▶ _Records shown_

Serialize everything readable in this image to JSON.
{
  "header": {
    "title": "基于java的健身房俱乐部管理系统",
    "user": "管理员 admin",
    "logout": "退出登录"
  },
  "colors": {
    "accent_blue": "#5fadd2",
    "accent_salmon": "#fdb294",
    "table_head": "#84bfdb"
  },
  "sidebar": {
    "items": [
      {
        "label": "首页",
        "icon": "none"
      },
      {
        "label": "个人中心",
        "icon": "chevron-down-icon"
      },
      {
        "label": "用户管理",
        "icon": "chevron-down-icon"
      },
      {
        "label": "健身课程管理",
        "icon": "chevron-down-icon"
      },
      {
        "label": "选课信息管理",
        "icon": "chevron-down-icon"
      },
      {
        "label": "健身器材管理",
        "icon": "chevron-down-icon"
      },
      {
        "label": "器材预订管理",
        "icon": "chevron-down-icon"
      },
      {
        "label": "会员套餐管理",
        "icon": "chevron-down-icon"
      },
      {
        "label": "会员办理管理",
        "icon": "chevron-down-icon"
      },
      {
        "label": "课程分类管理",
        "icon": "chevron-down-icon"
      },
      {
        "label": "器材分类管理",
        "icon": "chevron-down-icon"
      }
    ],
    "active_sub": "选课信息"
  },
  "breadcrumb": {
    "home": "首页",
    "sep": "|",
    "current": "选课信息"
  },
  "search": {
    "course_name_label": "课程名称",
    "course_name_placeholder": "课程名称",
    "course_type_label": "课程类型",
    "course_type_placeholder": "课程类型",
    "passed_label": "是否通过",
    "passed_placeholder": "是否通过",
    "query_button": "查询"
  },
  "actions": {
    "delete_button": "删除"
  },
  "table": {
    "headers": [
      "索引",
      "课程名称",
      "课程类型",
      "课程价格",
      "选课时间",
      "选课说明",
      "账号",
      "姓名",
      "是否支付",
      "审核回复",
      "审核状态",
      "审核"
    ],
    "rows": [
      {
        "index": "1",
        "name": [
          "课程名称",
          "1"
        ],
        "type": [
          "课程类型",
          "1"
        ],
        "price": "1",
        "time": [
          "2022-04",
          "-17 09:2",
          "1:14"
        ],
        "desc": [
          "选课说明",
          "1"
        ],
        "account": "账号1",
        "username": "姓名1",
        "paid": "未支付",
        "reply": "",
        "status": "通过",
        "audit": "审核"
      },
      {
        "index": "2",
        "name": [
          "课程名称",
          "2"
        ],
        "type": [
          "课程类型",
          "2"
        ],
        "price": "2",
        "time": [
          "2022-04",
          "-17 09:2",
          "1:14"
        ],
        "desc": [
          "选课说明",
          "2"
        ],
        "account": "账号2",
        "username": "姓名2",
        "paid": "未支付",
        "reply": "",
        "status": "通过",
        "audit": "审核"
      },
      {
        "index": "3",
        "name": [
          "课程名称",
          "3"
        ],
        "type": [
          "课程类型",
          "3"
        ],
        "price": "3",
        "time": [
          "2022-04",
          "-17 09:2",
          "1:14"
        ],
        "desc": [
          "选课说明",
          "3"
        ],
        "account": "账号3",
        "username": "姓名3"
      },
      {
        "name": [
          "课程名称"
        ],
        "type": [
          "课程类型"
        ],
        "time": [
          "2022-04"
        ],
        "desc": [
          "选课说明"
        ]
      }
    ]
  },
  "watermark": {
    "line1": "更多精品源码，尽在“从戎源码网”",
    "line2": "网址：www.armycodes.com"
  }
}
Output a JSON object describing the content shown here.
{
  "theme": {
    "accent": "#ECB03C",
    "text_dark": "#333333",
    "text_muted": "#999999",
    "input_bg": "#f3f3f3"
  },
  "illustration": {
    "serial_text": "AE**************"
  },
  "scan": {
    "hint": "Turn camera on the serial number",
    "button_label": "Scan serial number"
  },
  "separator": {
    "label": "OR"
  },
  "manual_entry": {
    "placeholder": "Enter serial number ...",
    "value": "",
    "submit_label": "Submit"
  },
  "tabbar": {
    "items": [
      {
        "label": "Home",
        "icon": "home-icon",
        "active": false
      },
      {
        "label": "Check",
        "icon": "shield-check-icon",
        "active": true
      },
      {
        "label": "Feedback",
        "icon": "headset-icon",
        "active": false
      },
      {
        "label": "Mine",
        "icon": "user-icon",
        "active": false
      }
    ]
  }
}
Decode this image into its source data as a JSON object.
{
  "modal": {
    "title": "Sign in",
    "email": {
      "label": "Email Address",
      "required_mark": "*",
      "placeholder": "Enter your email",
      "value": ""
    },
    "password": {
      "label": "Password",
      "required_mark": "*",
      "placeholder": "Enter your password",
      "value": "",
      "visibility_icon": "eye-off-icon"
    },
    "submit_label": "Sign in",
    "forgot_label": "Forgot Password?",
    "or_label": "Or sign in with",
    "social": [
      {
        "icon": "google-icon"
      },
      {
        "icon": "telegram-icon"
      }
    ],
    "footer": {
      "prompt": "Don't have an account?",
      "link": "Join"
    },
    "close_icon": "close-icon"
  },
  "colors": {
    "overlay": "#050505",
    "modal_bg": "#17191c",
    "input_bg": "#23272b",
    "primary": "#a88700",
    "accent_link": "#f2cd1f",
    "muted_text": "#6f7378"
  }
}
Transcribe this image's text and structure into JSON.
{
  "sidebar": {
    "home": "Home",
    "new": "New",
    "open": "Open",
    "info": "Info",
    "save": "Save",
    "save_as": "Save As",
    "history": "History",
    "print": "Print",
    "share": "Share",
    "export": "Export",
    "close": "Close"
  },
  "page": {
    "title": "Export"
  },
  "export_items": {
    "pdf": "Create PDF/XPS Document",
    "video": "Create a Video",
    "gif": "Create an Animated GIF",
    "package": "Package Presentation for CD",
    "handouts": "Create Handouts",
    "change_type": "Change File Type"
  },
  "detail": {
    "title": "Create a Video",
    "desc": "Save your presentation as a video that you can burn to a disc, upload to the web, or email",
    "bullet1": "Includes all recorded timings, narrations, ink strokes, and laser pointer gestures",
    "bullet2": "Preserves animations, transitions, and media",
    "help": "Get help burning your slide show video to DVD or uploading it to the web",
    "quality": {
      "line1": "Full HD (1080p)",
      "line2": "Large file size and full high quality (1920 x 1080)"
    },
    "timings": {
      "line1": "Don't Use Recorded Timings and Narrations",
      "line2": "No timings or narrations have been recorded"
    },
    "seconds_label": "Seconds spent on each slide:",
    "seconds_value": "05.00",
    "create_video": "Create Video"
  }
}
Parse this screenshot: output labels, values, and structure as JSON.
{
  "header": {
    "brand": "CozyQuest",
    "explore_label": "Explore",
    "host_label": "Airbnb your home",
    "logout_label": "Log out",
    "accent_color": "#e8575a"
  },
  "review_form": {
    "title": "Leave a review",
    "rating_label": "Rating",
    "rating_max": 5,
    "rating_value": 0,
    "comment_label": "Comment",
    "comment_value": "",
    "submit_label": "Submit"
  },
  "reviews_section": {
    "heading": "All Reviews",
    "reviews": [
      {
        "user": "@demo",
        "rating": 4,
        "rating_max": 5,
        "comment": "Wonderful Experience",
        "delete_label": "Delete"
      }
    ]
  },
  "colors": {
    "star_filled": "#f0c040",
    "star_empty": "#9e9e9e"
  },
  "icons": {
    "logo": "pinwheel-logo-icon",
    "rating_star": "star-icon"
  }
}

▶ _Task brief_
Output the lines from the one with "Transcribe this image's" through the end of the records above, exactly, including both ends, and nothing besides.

▶ _Completed exercise_
Transcribe this image's text and structure into JSON.
{
  "sidebar": {
    "home": "Home",
    "new": "New",
    "open": "Open",
    "info": "Info",
    "save": "Save",
    "save_as": "Save As",
    "history": "History",
    "print": "Print",
    "share": "Share",
    "export": "Export",
    "close": "Close"
  },
  "page": {
    "title": "Export"
  },
  "export_items": {
    "pdf": "Create PDF/XPS Document",
    "video": "Create a Video",
    "gif": "Create an Animated GIF",
    "package": "Package Presentation for CD",
    "handouts": "Create Handouts",
    "change_type": "Change File Type"
  },
  "detail": {
    "title": "Create a Video",
    "desc": "Save your presentation as a video that you can burn to a disc, upload to the web, or email",
    "bullet1": "Includes all recorded timings, narrations, ink strokes, and laser pointer gestures",
    "bullet2": "Preserves animations, transitions, and media",
    "help": "Get help burning your slide show video to DVD or uploading it to the web",
    "quality": {
      "line1": "Full HD (1080p)",
      "line2": "Large file size and full high quality (1920 x 1080)"
    },
    "timings": {
      "line1": "Don't Use Recorded Timings and Narrations",
      "line2": "No timings or narrations have been recorded"
    },
    "seconds_label": "Seconds spent on each slide:",
    "seconds_value": "05.00",
    "create_video": "Create Video"
  }
}
Parse this screenshot: output labels, values, and structure as JSON.
{
  "header": {
    "brand": "CozyQuest",
    "explore_label": "Explore",
    "host_label": "Airbnb your home",
    "logout_label": "Log out",
    "accent_color": "#e8575a"
  },
  "review_form": {
    "title": "Leave a review",
    "rating_label": "Rating",
    "rating_max": 5,
    "rating_value": 0,
    "comment_label": "Comment",
    "comment_value": "",
    "submit_label": "Submit"
  },
  "reviews_section": {
    "heading": "All Reviews",
    "reviews": [
      {
        "user": "@demo",
        "rating": 4,
        "rating_max": 5,
        "comment": "Wonderful Experience",
        "delete_label": "Delete"
      }
    ]
  },
  "colors": {
    "star_filled": "#f0c040",
    "star_empty": "#9e9e9e"
  },
  "icons": {
    "logo": "pinwheel-logo-icon",
    "rating_star": "star-icon"
  }
}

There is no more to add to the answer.